§ WHAT THIS TASK INVOLVES: In the listing below, every line with the word "title" needs to be copied.

§ RECORDS FOR THE EXERCISE:
§
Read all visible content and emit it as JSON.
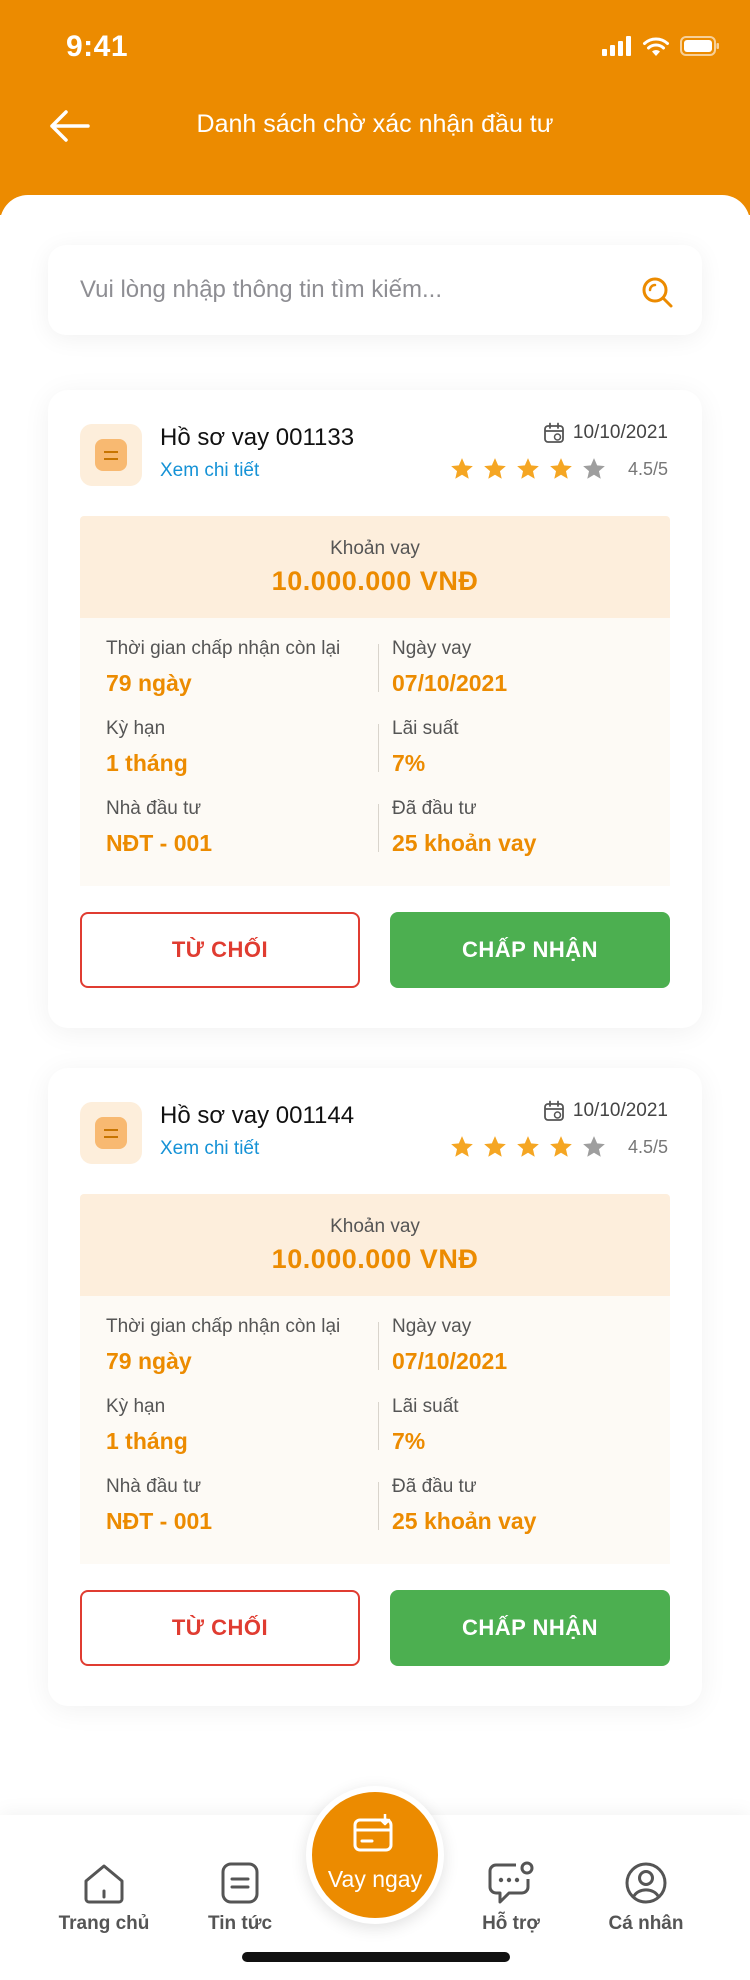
{
  "status_bar": {
    "time": "9:41"
  },
  "header": {
    "title": "Danh sách chờ xác nhận đầu tư"
  },
  "search": {
    "placeholder": "Vui lòng nhập thông tin tìm kiếm..."
  },
  "cards": [
    {
      "title": "Hồ sơ vay 001133",
      "detail_link": "Xem chi tiết",
      "date": "10/10/2021",
      "rating": 4.5,
      "rating_text": "4.5/5",
      "amount_label": "Khoản vay",
      "amount_value": "10.000.000 VNĐ",
      "fields": [
        {
          "label": "Thời gian chấp nhận còn lại",
          "value": "79 ngày"
        },
        {
          "label": "Ngày vay",
          "value": "07/10/2021"
        },
        {
          "label": "Kỳ hạn",
          "value": "1 tháng"
        },
        {
          "label": "Lãi suất",
          "value": "7%"
        },
        {
          "label": "Nhà đầu tư",
          "value": "NĐT - 001"
        },
        {
          "label": "Đã đầu tư",
          "value": "25 khoản vay"
        }
      ],
      "reject_label": "TỪ CHỐI",
      "accept_label": "CHẤP NHẬN"
    },
    {
      "title": "Hồ sơ vay 001144",
      "detail_link": "Xem chi tiết",
      "date": "10/10/2021",
      "rating": 4.5,
      "rating_text": "4.5/5",
      "amount_label": "Khoản vay",
      "amount_value": "10.000.000 VNĐ",
      "fields": [
        {
          "label": "Thời gian chấp nhận còn lại",
          "value": "79 ngày"
        },
        {
          "label": "Ngày vay",
          "value": "07/10/2021"
        },
        {
          "label": "Kỳ hạn",
          "value": "1 tháng"
        },
        {
          "label": "Lãi suất",
          "value": "7%"
        },
        {
          "label": "Nhà đầu tư",
          "value": "NĐT - 001"
        },
        {
          "label": "Đã đầu tư",
          "value": "25 khoản vay"
        }
      ],
      "reject_label": "TỪ CHỐI",
      "accept_label": "CHẤP NHẬN"
    }
  ],
  "bottom_nav": {
    "items": [
      {
        "label": "Trang chủ",
        "icon": "home-icon"
      },
      {
        "label": "Tin tức",
        "icon": "news-icon"
      },
      {
        "label": "Hỗ trợ",
        "icon": "support-chat-icon"
      },
      {
        "label": "Cá nhân",
        "icon": "profile-icon"
      }
    ],
    "fab_label": "Vay ngay",
    "fab_icon": "loan-card-icon"
  },
  "colors": {
    "brand": "#EC8B00",
    "accept": "#4CAF50",
    "reject": "#E03C31",
    "link": "#1592D6",
    "star_filled": "#F5A623",
    "star_empty": "#9E9E9E"
  }
}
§
§ RESULT FOR THIS TASK:
    "title": "Danh sách chờ xác nhận đầu tư"
      "title": "Hồ sơ vay 001133",
      "title": "Hồ sơ vay 001144",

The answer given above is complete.